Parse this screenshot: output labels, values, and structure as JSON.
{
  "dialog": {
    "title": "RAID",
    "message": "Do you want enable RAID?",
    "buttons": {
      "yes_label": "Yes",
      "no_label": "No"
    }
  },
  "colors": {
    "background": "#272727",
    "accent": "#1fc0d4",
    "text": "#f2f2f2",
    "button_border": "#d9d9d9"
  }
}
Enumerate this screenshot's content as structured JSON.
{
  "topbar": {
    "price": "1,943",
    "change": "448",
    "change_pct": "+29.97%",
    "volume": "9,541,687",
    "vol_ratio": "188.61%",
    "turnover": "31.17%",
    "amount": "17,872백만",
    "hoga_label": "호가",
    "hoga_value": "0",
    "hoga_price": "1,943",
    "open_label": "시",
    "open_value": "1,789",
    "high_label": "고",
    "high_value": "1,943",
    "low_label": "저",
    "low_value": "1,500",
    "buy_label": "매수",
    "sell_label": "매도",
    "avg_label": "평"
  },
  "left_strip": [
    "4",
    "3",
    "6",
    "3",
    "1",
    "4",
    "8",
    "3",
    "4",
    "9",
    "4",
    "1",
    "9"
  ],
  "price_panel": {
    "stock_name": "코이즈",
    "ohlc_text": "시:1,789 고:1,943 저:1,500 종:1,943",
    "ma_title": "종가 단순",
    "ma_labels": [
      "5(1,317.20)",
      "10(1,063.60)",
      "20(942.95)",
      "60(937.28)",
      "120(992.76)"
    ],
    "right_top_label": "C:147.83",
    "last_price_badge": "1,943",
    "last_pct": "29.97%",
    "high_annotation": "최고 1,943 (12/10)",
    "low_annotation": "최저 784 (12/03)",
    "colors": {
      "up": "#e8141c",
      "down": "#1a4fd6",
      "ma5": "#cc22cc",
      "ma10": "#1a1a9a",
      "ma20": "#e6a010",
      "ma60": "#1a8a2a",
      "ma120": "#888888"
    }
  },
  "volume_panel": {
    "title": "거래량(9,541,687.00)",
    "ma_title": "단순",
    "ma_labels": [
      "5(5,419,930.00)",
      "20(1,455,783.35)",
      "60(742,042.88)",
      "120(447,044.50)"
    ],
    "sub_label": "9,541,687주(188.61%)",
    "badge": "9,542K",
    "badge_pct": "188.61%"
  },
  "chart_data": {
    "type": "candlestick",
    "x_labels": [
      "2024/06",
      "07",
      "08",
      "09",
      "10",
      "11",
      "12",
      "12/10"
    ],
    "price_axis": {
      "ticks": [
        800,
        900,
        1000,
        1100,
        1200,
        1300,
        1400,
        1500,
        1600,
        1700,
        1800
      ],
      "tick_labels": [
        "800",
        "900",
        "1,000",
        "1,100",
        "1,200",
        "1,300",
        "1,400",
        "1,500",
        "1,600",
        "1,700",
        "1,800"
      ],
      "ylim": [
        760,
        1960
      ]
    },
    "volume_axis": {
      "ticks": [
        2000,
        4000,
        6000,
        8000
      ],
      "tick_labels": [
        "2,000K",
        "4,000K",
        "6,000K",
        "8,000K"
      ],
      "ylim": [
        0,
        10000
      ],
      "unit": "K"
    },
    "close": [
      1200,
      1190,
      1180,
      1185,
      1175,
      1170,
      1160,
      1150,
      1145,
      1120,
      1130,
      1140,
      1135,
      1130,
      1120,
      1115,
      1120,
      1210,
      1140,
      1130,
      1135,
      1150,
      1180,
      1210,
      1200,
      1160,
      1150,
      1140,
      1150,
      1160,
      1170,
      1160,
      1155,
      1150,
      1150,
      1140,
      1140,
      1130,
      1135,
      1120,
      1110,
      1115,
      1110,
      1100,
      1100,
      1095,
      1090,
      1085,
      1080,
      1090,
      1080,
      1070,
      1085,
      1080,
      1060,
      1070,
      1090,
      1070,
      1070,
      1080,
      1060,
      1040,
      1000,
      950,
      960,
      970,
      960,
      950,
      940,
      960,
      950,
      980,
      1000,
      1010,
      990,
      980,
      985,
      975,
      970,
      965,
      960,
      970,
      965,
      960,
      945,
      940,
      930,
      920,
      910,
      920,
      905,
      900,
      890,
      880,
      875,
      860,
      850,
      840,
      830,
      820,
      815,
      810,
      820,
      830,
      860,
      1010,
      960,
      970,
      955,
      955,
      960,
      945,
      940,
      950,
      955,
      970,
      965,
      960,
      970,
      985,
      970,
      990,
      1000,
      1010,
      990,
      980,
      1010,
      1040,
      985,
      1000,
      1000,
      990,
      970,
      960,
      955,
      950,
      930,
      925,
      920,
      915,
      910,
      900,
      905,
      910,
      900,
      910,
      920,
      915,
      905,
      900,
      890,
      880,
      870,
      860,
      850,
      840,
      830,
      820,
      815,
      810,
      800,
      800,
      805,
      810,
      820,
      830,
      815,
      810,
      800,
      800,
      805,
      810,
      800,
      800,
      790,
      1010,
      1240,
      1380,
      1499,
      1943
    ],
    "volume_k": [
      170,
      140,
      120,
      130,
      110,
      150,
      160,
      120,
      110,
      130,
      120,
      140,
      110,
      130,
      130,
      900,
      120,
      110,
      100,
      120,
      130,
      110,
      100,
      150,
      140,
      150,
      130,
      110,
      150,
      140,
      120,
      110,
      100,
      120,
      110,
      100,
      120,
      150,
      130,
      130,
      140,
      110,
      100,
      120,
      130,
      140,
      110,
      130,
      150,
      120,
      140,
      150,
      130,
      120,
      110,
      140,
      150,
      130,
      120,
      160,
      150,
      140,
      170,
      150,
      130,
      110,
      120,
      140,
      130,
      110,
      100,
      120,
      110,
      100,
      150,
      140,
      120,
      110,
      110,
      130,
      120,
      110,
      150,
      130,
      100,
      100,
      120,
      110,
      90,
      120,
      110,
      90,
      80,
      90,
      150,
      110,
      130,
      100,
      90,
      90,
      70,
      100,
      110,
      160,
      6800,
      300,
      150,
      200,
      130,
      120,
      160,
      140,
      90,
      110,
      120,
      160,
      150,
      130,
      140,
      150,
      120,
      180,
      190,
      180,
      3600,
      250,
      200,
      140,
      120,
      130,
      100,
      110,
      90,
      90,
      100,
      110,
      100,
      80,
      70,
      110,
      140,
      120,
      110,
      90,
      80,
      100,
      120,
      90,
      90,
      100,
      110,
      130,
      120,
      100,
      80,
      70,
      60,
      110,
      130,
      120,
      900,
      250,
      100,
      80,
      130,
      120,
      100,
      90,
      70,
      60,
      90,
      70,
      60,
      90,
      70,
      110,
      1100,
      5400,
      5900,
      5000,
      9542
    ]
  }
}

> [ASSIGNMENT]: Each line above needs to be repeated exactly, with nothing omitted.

> [OUTPUT]:
Parse this screenshot: output labels, values, and structure as JSON.
{
  "dialog": {
    "title": "RAID",
    "message": "Do you want enable RAID?",
    "buttons": {
      "yes_label": "Yes",
      "no_label": "No"
    }
  },
  "colors": {
    "background": "#272727",
    "accent": "#1fc0d4",
    "text": "#f2f2f2",
    "button_border": "#d9d9d9"
  }
}
Enumerate this screenshot's content as structured JSON.
{
  "topbar": {
    "price": "1,943",
    "change": "448",
    "change_pct": "+29.97%",
    "volume": "9,541,687",
    "vol_ratio": "188.61%",
    "turnover": "31.17%",
    "amount": "17,872백만",
    "hoga_label": "호가",
    "hoga_value": "0",
    "hoga_price": "1,943",
    "open_label": "시",
    "open_value": "1,789",
    "high_label": "고",
    "high_value": "1,943",
    "low_label": "저",
    "low_value": "1,500",
    "buy_label": "매수",
    "sell_label": "매도",
    "avg_label": "평"
  },
  "left_strip": [
    "4",
    "3",
    "6",
    "3",
    "1",
    "4",
    "8",
    "3",
    "4",
    "9",
    "4",
    "1",
    "9"
  ],
  "price_panel": {
    "stock_name": "코이즈",
    "ohlc_text": "시:1,789 고:1,943 저:1,500 종:1,943",
    "ma_title": "종가 단순",
    "ma_labels": [
      "5(1,317.20)",
      "10(1,063.60)",
      "20(942.95)",
      "60(937.28)",
      "120(992.76)"
    ],
    "right_top_label": "C:147.83",
    "last_price_badge": "1,943",
    "last_pct": "29.97%",
    "high_annotation": "최고 1,943 (12/10)",
    "low_annotation": "최저 784 (12/03)",
    "colors": {
      "up": "#e8141c",
      "down": "#1a4fd6",
      "ma5": "#cc22cc",
      "ma10": "#1a1a9a",
      "ma20": "#e6a010",
      "ma60": "#1a8a2a",
      "ma120": "#888888"
    }
  },
  "volume_panel": {
    "title": "거래량(9,541,687.00)",
    "ma_title": "단순",
    "ma_labels": [
      "5(5,419,930.00)",
      "20(1,455,783.35)",
      "60(742,042.88)",
      "120(447,044.50)"
    ],
    "sub_label": "9,541,687주(188.61%)",
    "badge": "9,542K",
    "badge_pct": "188.61%"
  },
  "chart_data": {
    "type": "candlestick",
    "x_labels": [
      "2024/06",
      "07",
      "08",
      "09",
      "10",
      "11",
      "12",
      "12/10"
    ],
    "price_axis": {
      "ticks": [
        800,
        900,
        1000,
        1100,
        1200,
        1300,
        1400,
        1500,
        1600,
        1700,
        1800
      ],
      "tick_labels": [
        "800",
        "900",
        "1,000",
        "1,100",
        "1,200",
        "1,300",
        "1,400",
        "1,500",
        "1,600",
        "1,700",
        "1,800"
      ],
      "ylim": [
        760,
        1960
      ]
    },
    "volume_axis": {
      "ticks": [
        2000,
        4000,
        6000,
        8000
      ],
      "tick_labels": [
        "2,000K",
        "4,000K",
        "6,000K",
        "8,000K"
      ],
      "ylim": [
        0,
        10000
      ],
      "unit": "K"
    },
    "close": [
      1200,
      1190,
      1180,
      1185,
      1175,
      1170,
      1160,
      1150,
      1145,
      1120,
      1130,
      1140,
      1135,
      1130,
      1120,
      1115,
      1120,
      1210,
      1140,
      1130,
      1135,
      1150,
      1180,
      1210,
      1200,
      1160,
      1150,
      1140,
      1150,
      1160,
      1170,
      1160,
      1155,
      1150,
      1150,
      1140,
      1140,
      1130,
      1135,
      1120,
      1110,
      1115,
      1110,
      1100,
      1100,
      1095,
      1090,
      1085,
      1080,
      1090,
      1080,
      1070,
      1085,
      1080,
      1060,
      1070,
      1090,
      1070,
      1070,
      1080,
      1060,
      1040,
      1000,
      950,
      960,
      970,
      960,
      950,
      940,
      960,
      950,
      980,
      1000,
      1010,
      990,
      980,
      985,
      975,
      970,
      965,
      960,
      970,
      965,
      960,
      945,
      940,
      930,
      920,
      910,
      920,
      905,
      900,
      890,
      880,
      875,
      860,
      850,
      840,
      830,
      820,
      815,
      810,
      820,
      830,
      860,
      1010,
      960,
      970,
      955,
      955,
      960,
      945,
      940,
      950,
      955,
      970,
      965,
      960,
      970,
      985,
      970,
      990,
      1000,
      1010,
      990,
      980,
      1010,
      1040,
      985,
      1000,
      1000,
      990,
      970,
      960,
      955,
      950,
      930,
      925,
      920,
      915,
      910,
      900,
      905,
      910,
      900,
      910,
      920,
      915,
      905,
      900,
      890,
      880,
      870,
      860,
      850,
      840,
      830,
      820,
      815,
      810,
      800,
      800,
      805,
      810,
      820,
      830,
      815,
      810,
      800,
      800,
      805,
      810,
      800,
      800,
      790,
      1010,
      1240,
      1380,
      1499,
      1943
    ],
    "volume_k": [
      170,
      140,
      120,
      130,
      110,
      150,
      160,
      120,
      110,
      130,
      120,
      140,
      110,
      130,
      130,
      900,
      120,
      110,
      100,
      120,
      130,
      110,
      100,
      150,
      140,
      150,
      130,
      110,
      150,
      140,
      120,
      110,
      100,
      120,
      110,
      100,
      120,
      150,
      130,
      130,
      140,
      110,
      100,
      120,
      130,
      140,
      110,
      130,
      150,
      120,
      140,
      150,
      130,
      120,
      110,
      140,
      150,
      130,
      120,
      160,
      150,
      140,
      170,
      150,
      130,
      110,
      120,
      140,
      130,
      110,
      100,
      120,
      110,
      100,
      150,
      140,
      120,
      110,
      110,
      130,
      120,
      110,
      150,
      130,
      100,
      100,
      120,
      110,
      90,
      120,
      110,
      90,
      80,
      90,
      150,
      110,
      130,
      100,
      90,
      90,
      70,
      100,
      110,
      160,
      6800,
      300,
      150,
      200,
      130,
      120,
      160,
      140,
      90,
      110,
      120,
      160,
      150,
      130,
      140,
      150,
      120,
      180,
      190,
      180,
      3600,
      250,
      200,
      140,
      120,
      130,
      100,
      110,
      90,
      90,
      100,
      110,
      100,
      80,
      70,
      110,
      140,
      120,
      110,
      90,
      80,
      100,
      120,
      90,
      90,
      100,
      110,
      130,
      120,
      100,
      80,
      70,
      60,
      110,
      130,
      120,
      900,
      250,
      100,
      80,
      130,
      120,
      100,
      90,
      70,
      60,
      90,
      70,
      60,
      90,
      70,
      110,
      1100,
      5400,
      5900,
      5000,
      9542
    ]
  }
}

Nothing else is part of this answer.